Work request
Reproduce the full listing without a single change.

Excerpted records
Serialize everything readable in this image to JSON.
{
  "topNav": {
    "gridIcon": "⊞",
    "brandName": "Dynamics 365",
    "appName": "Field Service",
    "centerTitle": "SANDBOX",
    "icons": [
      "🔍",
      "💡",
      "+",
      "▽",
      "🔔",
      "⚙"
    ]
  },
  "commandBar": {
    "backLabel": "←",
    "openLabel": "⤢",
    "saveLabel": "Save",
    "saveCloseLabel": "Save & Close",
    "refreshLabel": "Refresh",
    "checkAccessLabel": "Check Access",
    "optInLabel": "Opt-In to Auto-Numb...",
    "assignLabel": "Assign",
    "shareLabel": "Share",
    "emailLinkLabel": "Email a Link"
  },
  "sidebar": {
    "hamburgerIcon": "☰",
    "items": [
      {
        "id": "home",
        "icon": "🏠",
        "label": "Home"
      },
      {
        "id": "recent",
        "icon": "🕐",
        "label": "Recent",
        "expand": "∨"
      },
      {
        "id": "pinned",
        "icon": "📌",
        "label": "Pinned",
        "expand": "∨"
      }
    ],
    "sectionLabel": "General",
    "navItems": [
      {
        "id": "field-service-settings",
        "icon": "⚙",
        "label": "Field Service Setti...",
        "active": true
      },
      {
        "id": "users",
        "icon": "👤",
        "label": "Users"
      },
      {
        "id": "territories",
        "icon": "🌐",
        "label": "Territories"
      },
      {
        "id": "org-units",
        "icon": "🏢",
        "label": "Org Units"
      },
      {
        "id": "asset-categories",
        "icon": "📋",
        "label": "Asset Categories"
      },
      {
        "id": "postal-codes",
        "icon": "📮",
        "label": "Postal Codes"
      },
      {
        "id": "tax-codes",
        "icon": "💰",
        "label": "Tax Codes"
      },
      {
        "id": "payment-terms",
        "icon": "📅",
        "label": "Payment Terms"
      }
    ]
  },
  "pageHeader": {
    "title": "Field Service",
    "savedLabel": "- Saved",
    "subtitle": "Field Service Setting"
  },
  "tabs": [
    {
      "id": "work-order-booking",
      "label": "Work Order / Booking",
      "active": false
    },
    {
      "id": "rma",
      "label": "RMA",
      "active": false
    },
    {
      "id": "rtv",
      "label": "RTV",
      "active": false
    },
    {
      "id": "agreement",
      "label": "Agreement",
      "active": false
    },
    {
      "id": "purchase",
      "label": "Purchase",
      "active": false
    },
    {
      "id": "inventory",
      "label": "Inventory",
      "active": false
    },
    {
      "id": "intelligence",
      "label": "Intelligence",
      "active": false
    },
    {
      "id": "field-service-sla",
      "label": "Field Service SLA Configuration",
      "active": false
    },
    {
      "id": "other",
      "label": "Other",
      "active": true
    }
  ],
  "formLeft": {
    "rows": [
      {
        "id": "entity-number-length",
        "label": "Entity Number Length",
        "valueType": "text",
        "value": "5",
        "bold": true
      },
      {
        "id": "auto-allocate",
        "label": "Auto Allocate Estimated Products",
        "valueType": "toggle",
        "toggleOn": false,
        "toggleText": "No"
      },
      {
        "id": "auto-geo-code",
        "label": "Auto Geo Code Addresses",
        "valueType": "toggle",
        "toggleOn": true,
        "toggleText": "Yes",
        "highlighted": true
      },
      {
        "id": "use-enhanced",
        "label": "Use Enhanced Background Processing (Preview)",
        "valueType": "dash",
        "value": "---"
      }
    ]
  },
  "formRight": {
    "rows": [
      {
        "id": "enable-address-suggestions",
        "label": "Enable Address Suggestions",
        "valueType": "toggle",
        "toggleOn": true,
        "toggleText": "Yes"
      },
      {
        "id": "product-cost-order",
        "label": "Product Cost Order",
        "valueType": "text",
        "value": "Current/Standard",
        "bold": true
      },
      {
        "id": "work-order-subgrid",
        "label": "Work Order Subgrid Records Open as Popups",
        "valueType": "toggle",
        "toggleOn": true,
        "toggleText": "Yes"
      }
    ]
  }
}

Response to the exercise
Serialize everything readable in this image to JSON.
{
  "topNav": {
    "gridIcon": "⊞",
    "brandName": "Dynamics 365",
    "appName": "Field Service",
    "centerTitle": "SANDBOX",
    "icons": [
      "🔍",
      "💡",
      "+",
      "▽",
      "🔔",
      "⚙"
    ]
  },
  "commandBar": {
    "backLabel": "←",
    "openLabel": "⤢",
    "saveLabel": "Save",
    "saveCloseLabel": "Save & Close",
    "refreshLabel": "Refresh",
    "checkAccessLabel": "Check Access",
    "optInLabel": "Opt-In to Auto-Numb...",
    "assignLabel": "Assign",
    "shareLabel": "Share",
    "emailLinkLabel": "Email a Link"
  },
  "sidebar": {
    "hamburgerIcon": "☰",
    "items": [
      {
        "id": "home",
        "icon": "🏠",
        "label": "Home"
      },
      {
        "id": "recent",
        "icon": "🕐",
        "label": "Recent",
        "expand": "∨"
      },
      {
        "id": "pinned",
        "icon": "📌",
        "label": "Pinned",
        "expand": "∨"
      }
    ],
    "sectionLabel": "General",
    "navItems": [
      {
        "id": "field-service-settings",
        "icon": "⚙",
        "label": "Field Service Setti...",
        "active": true
      },
      {
        "id": "users",
        "icon": "👤",
        "label": "Users"
      },
      {
        "id": "territories",
        "icon": "🌐",
        "label": "Territories"
      },
      {
        "id": "org-units",
        "icon": "🏢",
        "label": "Org Units"
      },
      {
        "id": "asset-categories",
        "icon": "📋",
        "label": "Asset Categories"
      },
      {
        "id": "postal-codes",
        "icon": "📮",
        "label": "Postal Codes"
      },
      {
        "id": "tax-codes",
        "icon": "💰",
        "label": "Tax Codes"
      },
      {
        "id": "payment-terms",
        "icon": "📅",
        "label": "Payment Terms"
      }
    ]
  },
  "pageHeader": {
    "title": "Field Service",
    "savedLabel": "- Saved",
    "subtitle": "Field Service Setting"
  },
  "tabs": [
    {
      "id": "work-order-booking",
      "label": "Work Order / Booking",
      "active": false
    },
    {
      "id": "rma",
      "label": "RMA",
      "active": false
    },
    {
      "id": "rtv",
      "label": "RTV",
      "active": false
    },
    {
      "id": "agreement",
      "label": "Agreement",
      "active": false
    },
    {
      "id": "purchase",
      "label": "Purchase",
      "active": false
    },
    {
      "id": "inventory",
      "label": "Inventory",
      "active": false
    },
    {
      "id": "intelligence",
      "label": "Intelligence",
      "active": false
    },
    {
      "id": "field-service-sla",
      "label": "Field Service SLA Configuration",
      "active": false
    },
    {
      "id": "other",
      "label": "Other",
      "active": true
    }
  ],
  "formLeft": {
    "rows": [
      {
        "id": "entity-number-length",
        "label": "Entity Number Length",
        "valueType": "text",
        "value": "5",
        "bold": true
      },
      {
        "id": "auto-allocate",
        "label": "Auto Allocate Estimated Products",
        "valueType": "toggle",
        "toggleOn": false,
        "toggleText": "No"
      },
      {
        "id": "auto-geo-code",
        "label": "Auto Geo Code Addresses",
        "valueType": "toggle",
        "toggleOn": true,
        "toggleText": "Yes",
        "highlighted": true
      },
      {
        "id": "use-enhanced",
        "label": "Use Enhanced Background Processing (Preview)",
        "valueType": "dash",
        "value": "---"
      }
    ]
  },
  "formRight": {
    "rows": [
      {
        "id": "enable-address-suggestions",
        "label": "Enable Address Suggestions",
        "valueType": "toggle",
        "toggleOn": true,
        "toggleText": "Yes"
      },
      {
        "id": "product-cost-order",
        "label": "Product Cost Order",
        "valueType": "text",
        "value": "Current/Standard",
        "bold": true
      },
      {
        "id": "work-order-subgrid",
        "label": "Work Order Subgrid Records Open as Popups",
        "valueType": "toggle",
        "toggleOn": true,
        "toggleText": "Yes"
      }
    ]
  }
}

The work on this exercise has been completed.